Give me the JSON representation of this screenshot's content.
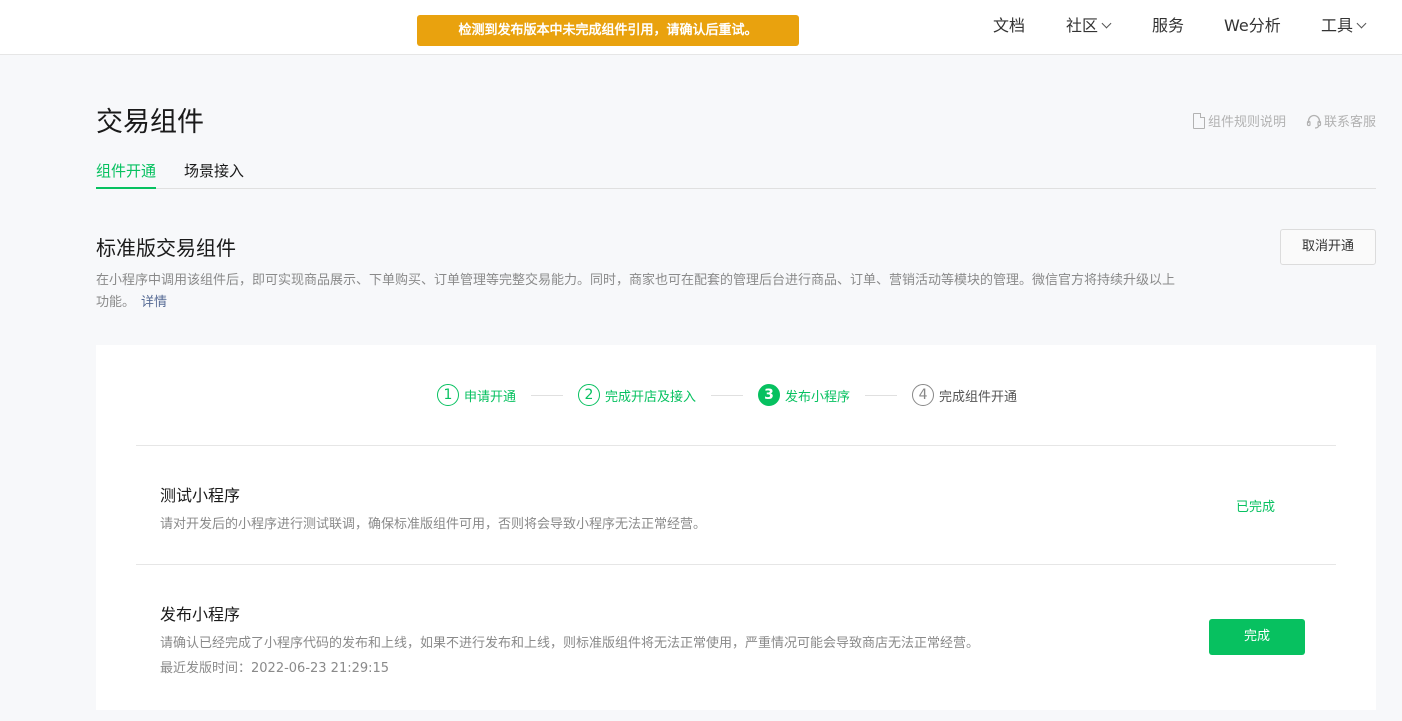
{
  "topbar": {
    "toast": "检测到发布版本中未完成组件引用，请确认后重试。",
    "nav": [
      {
        "label": "文档"
      },
      {
        "label": "社区"
      },
      {
        "label": "服务"
      },
      {
        "label": "We分析"
      },
      {
        "label": "工具"
      }
    ]
  },
  "header": {
    "title": "交易组件",
    "links": {
      "rules": "组件规则说明",
      "support": "联系客服"
    }
  },
  "tabs": [
    {
      "label": "组件开通",
      "active": true
    },
    {
      "label": "场景接入",
      "active": false
    }
  ],
  "section": {
    "title": "标准版交易组件",
    "cancel_label": "取消开通",
    "description": "在小程序中调用该组件后，即可实现商品展示、下单购买、订单管理等完整交易能力。同时，商家也可在配套的管理后台进行商品、订单、营销活动等模块的管理。微信官方将持续升级以上功能。",
    "detail_link": "详情"
  },
  "steps": [
    {
      "num": "1",
      "label": "申请开通",
      "state": "done"
    },
    {
      "num": "2",
      "label": "完成开店及接入",
      "state": "done"
    },
    {
      "num": "3",
      "label": "发布小程序",
      "state": "current"
    },
    {
      "num": "4",
      "label": "完成组件开通",
      "state": "pending"
    }
  ],
  "tasks": {
    "test": {
      "title": "测试小程序",
      "desc": "请对开发后的小程序进行测试联调，确保标准版组件可用，否则将会导致小程序无法正常经营。",
      "status": "已完成"
    },
    "publish": {
      "title": "发布小程序",
      "desc": "请确认已经完成了小程序代码的发布和上线，如果不进行发布和上线，则标准版组件将无法正常使用，严重情况可能会导致商店无法正常经营。",
      "last_release": "最近发版时间：2022-06-23 21:29:15",
      "button": "完成"
    }
  },
  "colors": {
    "accent": "#07c160",
    "warning": "#e9a20e",
    "link": "#576b95"
  }
}
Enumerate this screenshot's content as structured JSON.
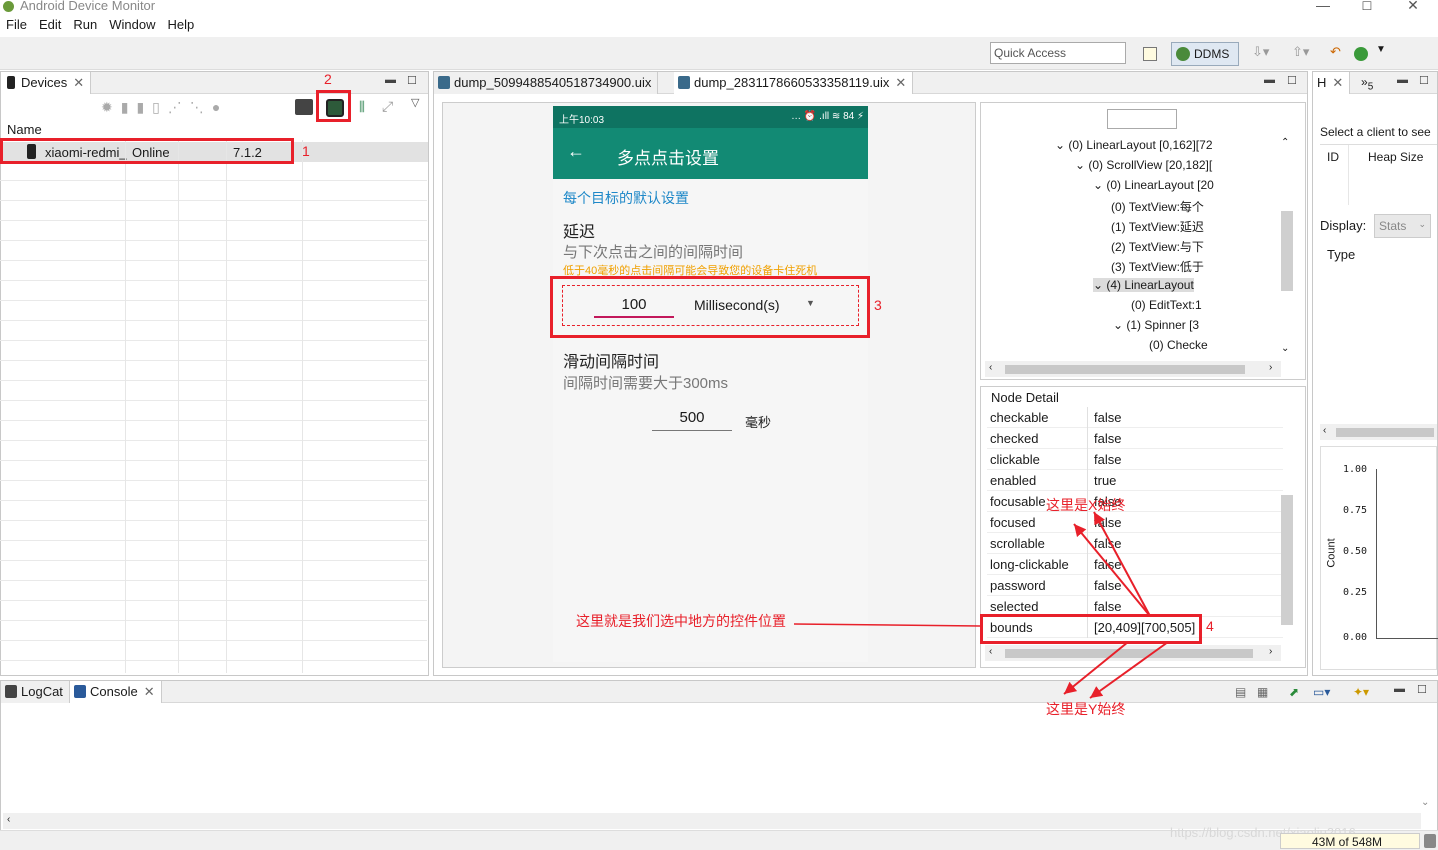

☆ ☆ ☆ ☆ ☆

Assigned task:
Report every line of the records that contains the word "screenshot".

Answer for this exercise:
Give me the JSON representation of this screenshot's content.
Enumerate this screenshot's content as structured JSON.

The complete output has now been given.